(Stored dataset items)
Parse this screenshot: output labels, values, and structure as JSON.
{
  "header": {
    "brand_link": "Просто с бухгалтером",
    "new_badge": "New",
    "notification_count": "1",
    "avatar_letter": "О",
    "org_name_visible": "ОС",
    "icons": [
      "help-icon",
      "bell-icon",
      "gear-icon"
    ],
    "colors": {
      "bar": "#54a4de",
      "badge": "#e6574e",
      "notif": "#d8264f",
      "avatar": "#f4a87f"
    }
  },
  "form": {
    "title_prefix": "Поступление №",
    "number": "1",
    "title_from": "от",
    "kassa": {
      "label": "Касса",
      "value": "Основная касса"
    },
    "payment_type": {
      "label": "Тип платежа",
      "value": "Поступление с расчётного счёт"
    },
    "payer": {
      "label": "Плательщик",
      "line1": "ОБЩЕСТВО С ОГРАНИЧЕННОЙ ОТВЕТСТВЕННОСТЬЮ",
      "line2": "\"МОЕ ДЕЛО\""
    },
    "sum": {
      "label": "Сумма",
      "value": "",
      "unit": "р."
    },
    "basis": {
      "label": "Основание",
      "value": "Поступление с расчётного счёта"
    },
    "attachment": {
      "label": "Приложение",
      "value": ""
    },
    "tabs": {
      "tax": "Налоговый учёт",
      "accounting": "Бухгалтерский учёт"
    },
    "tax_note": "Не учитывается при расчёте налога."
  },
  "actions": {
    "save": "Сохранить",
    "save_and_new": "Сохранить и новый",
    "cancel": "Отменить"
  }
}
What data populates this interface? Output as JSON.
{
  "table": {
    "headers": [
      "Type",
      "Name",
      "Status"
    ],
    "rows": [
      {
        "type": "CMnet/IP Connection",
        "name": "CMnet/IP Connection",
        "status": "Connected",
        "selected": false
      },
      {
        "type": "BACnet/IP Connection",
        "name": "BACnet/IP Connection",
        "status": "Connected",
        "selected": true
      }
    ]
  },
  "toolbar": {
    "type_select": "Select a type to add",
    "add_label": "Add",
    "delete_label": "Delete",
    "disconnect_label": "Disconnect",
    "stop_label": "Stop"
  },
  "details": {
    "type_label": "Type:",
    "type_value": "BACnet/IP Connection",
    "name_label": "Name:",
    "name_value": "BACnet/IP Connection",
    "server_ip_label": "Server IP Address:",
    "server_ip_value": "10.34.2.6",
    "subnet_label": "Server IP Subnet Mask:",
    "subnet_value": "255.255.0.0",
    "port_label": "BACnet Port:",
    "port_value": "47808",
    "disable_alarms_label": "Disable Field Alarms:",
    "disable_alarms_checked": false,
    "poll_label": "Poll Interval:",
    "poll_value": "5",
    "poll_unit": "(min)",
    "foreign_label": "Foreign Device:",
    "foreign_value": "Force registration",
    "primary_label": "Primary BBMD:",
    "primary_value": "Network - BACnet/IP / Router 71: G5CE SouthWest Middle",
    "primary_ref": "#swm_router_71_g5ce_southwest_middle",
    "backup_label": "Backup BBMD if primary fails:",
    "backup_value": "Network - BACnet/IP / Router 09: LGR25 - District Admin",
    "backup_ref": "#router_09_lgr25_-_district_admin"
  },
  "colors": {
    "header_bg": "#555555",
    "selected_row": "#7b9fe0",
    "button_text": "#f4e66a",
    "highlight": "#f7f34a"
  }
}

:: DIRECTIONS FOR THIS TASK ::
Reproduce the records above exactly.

:: EXERCISE SOLUTION ::
Parse this screenshot: output labels, values, and structure as JSON.
{
  "header": {
    "brand_link": "Просто с бухгалтером",
    "new_badge": "New",
    "notification_count": "1",
    "avatar_letter": "О",
    "org_name_visible": "ОС",
    "icons": [
      "help-icon",
      "bell-icon",
      "gear-icon"
    ],
    "colors": {
      "bar": "#54a4de",
      "badge": "#e6574e",
      "notif": "#d8264f",
      "avatar": "#f4a87f"
    }
  },
  "form": {
    "title_prefix": "Поступление №",
    "number": "1",
    "title_from": "от",
    "kassa": {
      "label": "Касса",
      "value": "Основная касса"
    },
    "payment_type": {
      "label": "Тип платежа",
      "value": "Поступление с расчётного счёт"
    },
    "payer": {
      "label": "Плательщик",
      "line1": "ОБЩЕСТВО С ОГРАНИЧЕННОЙ ОТВЕТСТВЕННОСТЬЮ",
      "line2": "\"МОЕ ДЕЛО\""
    },
    "sum": {
      "label": "Сумма",
      "value": "",
      "unit": "р."
    },
    "basis": {
      "label": "Основание",
      "value": "Поступление с расчётного счёта"
    },
    "attachment": {
      "label": "Приложение",
      "value": ""
    },
    "tabs": {
      "tax": "Налоговый учёт",
      "accounting": "Бухгалтерский учёт"
    },
    "tax_note": "Не учитывается при расчёте налога."
  },
  "actions": {
    "save": "Сохранить",
    "save_and_new": "Сохранить и новый",
    "cancel": "Отменить"
  }
}
What data populates this interface? Output as JSON.
{
  "table": {
    "headers": [
      "Type",
      "Name",
      "Status"
    ],
    "rows": [
      {
        "type": "CMnet/IP Connection",
        "name": "CMnet/IP Connection",
        "status": "Connected",
        "selected": false
      },
      {
        "type": "BACnet/IP Connection",
        "name": "BACnet/IP Connection",
        "status": "Connected",
        "selected": true
      }
    ]
  },
  "toolbar": {
    "type_select": "Select a type to add",
    "add_label": "Add",
    "delete_label": "Delete",
    "disconnect_label": "Disconnect",
    "stop_label": "Stop"
  },
  "details": {
    "type_label": "Type:",
    "type_value": "BACnet/IP Connection",
    "name_label": "Name:",
    "name_value": "BACnet/IP Connection",
    "server_ip_label": "Server IP Address:",
    "server_ip_value": "10.34.2.6",
    "subnet_label": "Server IP Subnet Mask:",
    "subnet_value": "255.255.0.0",
    "port_label": "BACnet Port:",
    "port_value": "47808",
    "disable_alarms_label": "Disable Field Alarms:",
    "disable_alarms_checked": false,
    "poll_label": "Poll Interval:",
    "poll_value": "5",
    "poll_unit": "(min)",
    "foreign_label": "Foreign Device:",
    "foreign_value": "Force registration",
    "primary_label": "Primary BBMD:",
    "primary_value": "Network - BACnet/IP / Router 71: G5CE SouthWest Middle",
    "primary_ref": "#swm_router_71_g5ce_southwest_middle",
    "backup_label": "Backup BBMD if primary fails:",
    "backup_value": "Network - BACnet/IP / Router 09: LGR25 - District Admin",
    "backup_ref": "#router_09_lgr25_-_district_admin"
  },
  "colors": {
    "header_bg": "#555555",
    "selected_row": "#7b9fe0",
    "button_text": "#f4e66a",
    "highlight": "#f7f34a"
  }
}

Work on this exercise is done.